PROVIDED RECORDS:

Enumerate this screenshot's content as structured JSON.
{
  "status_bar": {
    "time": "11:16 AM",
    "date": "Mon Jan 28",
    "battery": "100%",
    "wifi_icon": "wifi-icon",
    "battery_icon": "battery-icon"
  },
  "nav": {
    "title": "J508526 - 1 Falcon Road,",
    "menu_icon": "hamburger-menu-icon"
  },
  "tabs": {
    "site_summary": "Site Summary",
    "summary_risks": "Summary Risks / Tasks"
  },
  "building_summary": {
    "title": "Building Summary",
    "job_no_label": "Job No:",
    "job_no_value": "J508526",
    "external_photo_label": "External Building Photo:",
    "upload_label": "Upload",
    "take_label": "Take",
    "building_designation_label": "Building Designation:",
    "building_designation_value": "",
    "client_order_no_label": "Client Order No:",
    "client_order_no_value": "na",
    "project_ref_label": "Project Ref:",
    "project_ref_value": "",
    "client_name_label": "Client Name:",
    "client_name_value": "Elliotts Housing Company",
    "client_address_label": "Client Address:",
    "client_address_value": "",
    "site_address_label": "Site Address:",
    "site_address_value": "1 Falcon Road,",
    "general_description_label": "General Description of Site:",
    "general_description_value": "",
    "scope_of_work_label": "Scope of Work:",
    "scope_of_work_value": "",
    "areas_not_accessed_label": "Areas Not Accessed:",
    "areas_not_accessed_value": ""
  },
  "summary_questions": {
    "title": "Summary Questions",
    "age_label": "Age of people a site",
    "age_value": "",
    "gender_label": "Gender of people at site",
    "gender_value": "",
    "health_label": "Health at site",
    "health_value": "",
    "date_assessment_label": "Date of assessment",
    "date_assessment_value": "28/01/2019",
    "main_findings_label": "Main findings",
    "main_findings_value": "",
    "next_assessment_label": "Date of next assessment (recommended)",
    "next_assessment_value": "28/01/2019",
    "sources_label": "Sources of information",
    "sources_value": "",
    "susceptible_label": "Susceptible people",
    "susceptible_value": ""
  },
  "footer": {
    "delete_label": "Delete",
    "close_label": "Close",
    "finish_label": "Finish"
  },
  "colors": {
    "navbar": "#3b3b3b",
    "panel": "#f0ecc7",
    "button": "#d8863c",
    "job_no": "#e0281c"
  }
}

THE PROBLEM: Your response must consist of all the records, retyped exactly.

TASK RESULT:
Enumerate this screenshot's content as structured JSON.
{
  "status_bar": {
    "time": "11:16 AM",
    "date": "Mon Jan 28",
    "battery": "100%",
    "wifi_icon": "wifi-icon",
    "battery_icon": "battery-icon"
  },
  "nav": {
    "title": "J508526 - 1 Falcon Road,",
    "menu_icon": "hamburger-menu-icon"
  },
  "tabs": {
    "site_summary": "Site Summary",
    "summary_risks": "Summary Risks / Tasks"
  },
  "building_summary": {
    "title": "Building Summary",
    "job_no_label": "Job No:",
    "job_no_value": "J508526",
    "external_photo_label": "External Building Photo:",
    "upload_label": "Upload",
    "take_label": "Take",
    "building_designation_label": "Building Designation:",
    "building_designation_value": "",
    "client_order_no_label": "Client Order No:",
    "client_order_no_value": "na",
    "project_ref_label": "Project Ref:",
    "project_ref_value": "",
    "client_name_label": "Client Name:",
    "client_name_value": "Elliotts Housing Company",
    "client_address_label": "Client Address:",
    "client_address_value": "",
    "site_address_label": "Site Address:",
    "site_address_value": "1 Falcon Road,",
    "general_description_label": "General Description of Site:",
    "general_description_value": "",
    "scope_of_work_label": "Scope of Work:",
    "scope_of_work_value": "",
    "areas_not_accessed_label": "Areas Not Accessed:",
    "areas_not_accessed_value": ""
  },
  "summary_questions": {
    "title": "Summary Questions",
    "age_label": "Age of people a site",
    "age_value": "",
    "gender_label": "Gender of people at site",
    "gender_value": "",
    "health_label": "Health at site",
    "health_value": "",
    "date_assessment_label": "Date of assessment",
    "date_assessment_value": "28/01/2019",
    "main_findings_label": "Main findings",
    "main_findings_value": "",
    "next_assessment_label": "Date of next assessment (recommended)",
    "next_assessment_value": "28/01/2019",
    "sources_label": "Sources of information",
    "sources_value": "",
    "susceptible_label": "Susceptible people",
    "susceptible_value": ""
  },
  "footer": {
    "delete_label": "Delete",
    "close_label": "Close",
    "finish_label": "Finish"
  },
  "colors": {
    "navbar": "#3b3b3b",
    "panel": "#f0ecc7",
    "button": "#d8863c",
    "job_no": "#e0281c"
  }
}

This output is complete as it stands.